I write this blog to fulfill two obligations: first, to correct an erroneous statement I made and repeated in various Skyway forums and platforms in the past week, and second, to clear the air and provide an accurate explanation of the newly created United States Space Force (USSF), and the various acquisition and contracting implications entailed in that development.  I have engaged in several exchanges on LinkedIn, the Skyway Ask a Contracting Officer forum, and Skyway’s Government Contracting Network group on Facebook addressing questions about the Space Force, so I figured this would be a good topic for a blog article.

First, I had mistakenly described the new military branch as something different, namely a unified joint command that draws units and personnel from the existing services and operates as a functional major command under the Secretary of Defense.  Had my statement been correct, the new military space organization would have resembled US Special Operations Command (USSOCOM) and US Transportation Command (TRANSCOM).  However, as noted above, my statement was incorrect, and the US Space Force is, in fact, a new and separate branch of the military, joining the US Army, US Navy, US Air Force, US Marine Corps, and US Coast Guard.  However, it is organized under the Department of the Air Force, rather than under a new and unique military Department.  So, in that regard, it most closely resembles the US Marine Corps, which is a separate military branch, but is an element of the Department of the Navy.  Thus, the ultimate result is that the United States will field six military branches, five of them organized within Department of Defense and its subordinate Departments (Army, Navy and Air Force), and the sixth, the US Coast Guard, organized under the Department of Homeland Security.

The new branch sprang into being with a total headcount of approximately 16,000 people.  This happened by carving the US Air Force Space Command away from its parent service and re-designating it as the US Space Force.  President Trump made it official in December 2019 when he signed the 2020 National Defense Authorization Act (NDAA).  The initial creation establishes the headquarters, lays out the organization, and establishes an eighteen-month period during which details, specific plans and structural decisions will be finalized.  These two websites explain the process and what the immediate future will look like:

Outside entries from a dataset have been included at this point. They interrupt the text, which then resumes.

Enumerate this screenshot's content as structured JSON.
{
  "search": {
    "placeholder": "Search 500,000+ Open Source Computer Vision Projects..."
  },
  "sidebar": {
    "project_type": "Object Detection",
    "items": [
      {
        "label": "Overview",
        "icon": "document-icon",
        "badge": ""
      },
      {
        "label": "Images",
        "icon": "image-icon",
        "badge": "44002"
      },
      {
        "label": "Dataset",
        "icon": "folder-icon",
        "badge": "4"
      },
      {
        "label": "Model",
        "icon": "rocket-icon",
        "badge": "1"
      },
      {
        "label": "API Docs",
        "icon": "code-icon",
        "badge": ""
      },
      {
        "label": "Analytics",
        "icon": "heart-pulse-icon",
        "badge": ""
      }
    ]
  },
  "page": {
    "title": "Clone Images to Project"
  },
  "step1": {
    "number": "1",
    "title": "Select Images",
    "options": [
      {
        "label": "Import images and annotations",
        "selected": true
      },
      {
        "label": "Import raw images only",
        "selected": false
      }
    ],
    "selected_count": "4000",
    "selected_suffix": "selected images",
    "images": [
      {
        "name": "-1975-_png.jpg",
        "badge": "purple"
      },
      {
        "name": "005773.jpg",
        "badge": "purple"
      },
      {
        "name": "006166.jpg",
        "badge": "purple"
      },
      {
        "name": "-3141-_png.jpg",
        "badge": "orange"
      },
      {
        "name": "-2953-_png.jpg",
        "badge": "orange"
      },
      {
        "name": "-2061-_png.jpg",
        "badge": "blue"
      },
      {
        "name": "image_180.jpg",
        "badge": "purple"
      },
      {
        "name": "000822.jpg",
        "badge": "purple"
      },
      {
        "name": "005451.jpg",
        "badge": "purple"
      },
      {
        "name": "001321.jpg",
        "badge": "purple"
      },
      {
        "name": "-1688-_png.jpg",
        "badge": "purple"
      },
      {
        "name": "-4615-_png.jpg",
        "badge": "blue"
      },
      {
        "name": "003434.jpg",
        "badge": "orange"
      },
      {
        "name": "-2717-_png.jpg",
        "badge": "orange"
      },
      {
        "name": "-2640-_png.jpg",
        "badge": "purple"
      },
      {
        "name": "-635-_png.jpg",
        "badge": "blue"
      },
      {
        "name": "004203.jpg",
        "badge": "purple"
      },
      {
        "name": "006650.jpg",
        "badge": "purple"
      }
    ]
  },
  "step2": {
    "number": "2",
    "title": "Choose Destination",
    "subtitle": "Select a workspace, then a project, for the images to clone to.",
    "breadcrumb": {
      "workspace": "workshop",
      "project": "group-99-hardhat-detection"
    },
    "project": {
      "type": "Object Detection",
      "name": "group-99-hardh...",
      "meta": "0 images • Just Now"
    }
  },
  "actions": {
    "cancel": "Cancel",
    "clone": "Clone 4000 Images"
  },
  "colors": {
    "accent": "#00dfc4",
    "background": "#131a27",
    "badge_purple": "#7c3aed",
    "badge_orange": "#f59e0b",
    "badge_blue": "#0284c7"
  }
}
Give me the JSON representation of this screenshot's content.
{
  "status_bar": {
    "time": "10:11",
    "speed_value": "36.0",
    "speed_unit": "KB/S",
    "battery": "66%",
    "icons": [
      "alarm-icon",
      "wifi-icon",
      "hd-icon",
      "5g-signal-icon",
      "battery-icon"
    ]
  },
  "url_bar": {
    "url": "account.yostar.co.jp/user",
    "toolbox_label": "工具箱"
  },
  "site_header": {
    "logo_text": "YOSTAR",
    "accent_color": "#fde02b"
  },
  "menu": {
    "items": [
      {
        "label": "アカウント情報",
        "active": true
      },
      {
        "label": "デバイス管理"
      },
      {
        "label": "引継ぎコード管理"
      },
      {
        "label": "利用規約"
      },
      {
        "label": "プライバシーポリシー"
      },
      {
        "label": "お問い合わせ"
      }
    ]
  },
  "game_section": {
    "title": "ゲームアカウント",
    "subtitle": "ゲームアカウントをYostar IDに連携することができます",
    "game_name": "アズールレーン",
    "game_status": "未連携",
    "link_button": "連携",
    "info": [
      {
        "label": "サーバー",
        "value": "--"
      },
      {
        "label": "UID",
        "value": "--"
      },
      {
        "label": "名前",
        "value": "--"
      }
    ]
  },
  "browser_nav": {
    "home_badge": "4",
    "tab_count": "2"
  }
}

Secondly, here are some thoughts on what the establishment of this new branch of the military means to businesses and enterprises operating in the GovCon sphere.  As described in the www.military.com article listed above, the decisions to re-designate an existing Air Force structure, and then to install the new service under the existing Department of the Air Force, are designed to minimize expenses and maximize efficiency.  Very few, if any, new positions will be created and filled, and infrastructure requirements, at least initially, will be minimal.  These facts provide some general insights into the potential contracting environment that results.  Basically, since there is very little new activity, and mostly just re-designation of existing structures and functions, there will probably be little impact in terms of business opportunities.  The new organization is not truly new, and will not be doing anything new, so in general, everything will be status quo, just with different letterhead.  Eventually, as the organization takes shape and mission requirements flesh out, there will be an expansion that will probably involve new opportunities.  But, for the foreseeable future, business development within the US Space Force will be mostly a continuation of existing programs and services.